- Interface dataset entries
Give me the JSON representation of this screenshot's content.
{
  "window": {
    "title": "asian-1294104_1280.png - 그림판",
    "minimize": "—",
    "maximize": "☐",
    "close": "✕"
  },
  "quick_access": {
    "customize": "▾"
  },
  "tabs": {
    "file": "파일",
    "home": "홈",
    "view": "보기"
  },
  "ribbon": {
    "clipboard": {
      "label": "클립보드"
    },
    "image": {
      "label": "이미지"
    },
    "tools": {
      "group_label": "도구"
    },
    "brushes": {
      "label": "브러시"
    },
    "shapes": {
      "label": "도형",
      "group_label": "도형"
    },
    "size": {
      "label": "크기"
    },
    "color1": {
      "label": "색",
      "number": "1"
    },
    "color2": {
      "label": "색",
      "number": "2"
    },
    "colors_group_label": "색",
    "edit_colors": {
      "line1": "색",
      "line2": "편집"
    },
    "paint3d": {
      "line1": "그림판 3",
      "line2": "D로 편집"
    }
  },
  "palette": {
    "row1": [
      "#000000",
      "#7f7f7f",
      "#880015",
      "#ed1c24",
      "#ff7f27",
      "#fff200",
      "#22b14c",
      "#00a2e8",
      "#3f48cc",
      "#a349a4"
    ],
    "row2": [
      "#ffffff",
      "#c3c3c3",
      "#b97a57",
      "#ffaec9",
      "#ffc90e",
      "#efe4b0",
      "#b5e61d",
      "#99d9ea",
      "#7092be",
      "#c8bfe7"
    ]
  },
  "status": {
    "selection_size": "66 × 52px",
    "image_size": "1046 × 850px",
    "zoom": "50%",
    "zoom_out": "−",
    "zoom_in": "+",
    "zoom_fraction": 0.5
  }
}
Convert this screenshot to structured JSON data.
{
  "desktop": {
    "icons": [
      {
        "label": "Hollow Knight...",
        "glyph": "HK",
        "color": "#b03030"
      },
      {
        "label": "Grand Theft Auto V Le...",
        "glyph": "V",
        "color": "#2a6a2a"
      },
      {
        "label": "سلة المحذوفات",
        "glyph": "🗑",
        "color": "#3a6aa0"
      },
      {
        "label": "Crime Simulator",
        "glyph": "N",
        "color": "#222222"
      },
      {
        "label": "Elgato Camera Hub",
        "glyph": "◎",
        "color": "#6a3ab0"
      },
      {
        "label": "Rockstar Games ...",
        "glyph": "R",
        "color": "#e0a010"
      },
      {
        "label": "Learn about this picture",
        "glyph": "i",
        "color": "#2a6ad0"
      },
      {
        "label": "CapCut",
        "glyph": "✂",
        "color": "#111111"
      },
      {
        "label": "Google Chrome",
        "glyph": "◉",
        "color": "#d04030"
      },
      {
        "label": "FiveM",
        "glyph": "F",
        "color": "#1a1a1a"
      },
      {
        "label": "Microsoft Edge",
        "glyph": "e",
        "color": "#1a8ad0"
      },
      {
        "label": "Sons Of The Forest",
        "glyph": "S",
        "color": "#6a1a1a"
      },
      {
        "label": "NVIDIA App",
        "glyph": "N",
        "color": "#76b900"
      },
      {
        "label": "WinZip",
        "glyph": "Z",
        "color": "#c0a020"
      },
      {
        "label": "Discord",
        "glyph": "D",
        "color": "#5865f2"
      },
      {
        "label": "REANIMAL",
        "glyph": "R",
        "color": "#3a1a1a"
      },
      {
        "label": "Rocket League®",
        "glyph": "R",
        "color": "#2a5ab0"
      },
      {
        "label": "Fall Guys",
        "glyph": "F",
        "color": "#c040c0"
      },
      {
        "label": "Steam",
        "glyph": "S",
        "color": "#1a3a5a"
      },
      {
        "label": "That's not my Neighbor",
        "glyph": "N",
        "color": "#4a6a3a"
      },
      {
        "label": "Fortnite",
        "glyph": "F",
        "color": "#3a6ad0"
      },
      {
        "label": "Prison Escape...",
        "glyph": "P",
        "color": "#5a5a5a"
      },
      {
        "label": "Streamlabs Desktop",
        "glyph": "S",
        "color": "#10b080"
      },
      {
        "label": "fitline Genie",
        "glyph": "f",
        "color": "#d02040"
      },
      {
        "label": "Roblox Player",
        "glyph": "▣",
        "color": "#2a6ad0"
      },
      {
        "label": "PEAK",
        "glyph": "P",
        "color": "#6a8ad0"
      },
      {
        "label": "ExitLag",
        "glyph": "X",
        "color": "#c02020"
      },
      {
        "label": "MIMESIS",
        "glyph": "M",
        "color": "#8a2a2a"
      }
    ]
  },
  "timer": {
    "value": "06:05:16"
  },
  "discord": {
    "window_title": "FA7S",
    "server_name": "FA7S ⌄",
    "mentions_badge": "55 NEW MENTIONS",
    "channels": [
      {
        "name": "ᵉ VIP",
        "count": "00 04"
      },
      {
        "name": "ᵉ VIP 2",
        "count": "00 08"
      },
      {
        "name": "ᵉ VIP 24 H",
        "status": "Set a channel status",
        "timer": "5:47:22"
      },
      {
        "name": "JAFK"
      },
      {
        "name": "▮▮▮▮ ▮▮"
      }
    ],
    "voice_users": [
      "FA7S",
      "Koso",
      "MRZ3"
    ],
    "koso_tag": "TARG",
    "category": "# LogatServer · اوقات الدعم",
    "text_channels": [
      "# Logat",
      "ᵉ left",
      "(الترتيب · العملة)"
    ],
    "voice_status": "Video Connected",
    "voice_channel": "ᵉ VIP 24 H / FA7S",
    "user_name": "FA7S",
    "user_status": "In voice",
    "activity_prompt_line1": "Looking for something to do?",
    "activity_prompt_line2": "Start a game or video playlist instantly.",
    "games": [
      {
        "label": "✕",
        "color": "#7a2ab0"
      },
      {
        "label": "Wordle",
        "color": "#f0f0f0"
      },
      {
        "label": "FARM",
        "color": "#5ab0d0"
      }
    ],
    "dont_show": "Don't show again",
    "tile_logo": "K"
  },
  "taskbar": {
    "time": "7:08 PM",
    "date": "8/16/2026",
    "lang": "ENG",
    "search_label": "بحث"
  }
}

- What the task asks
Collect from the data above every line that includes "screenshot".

- Response box
Give me the JSON representation of this screenshot's content.
Convert this screenshot to structured JSON data.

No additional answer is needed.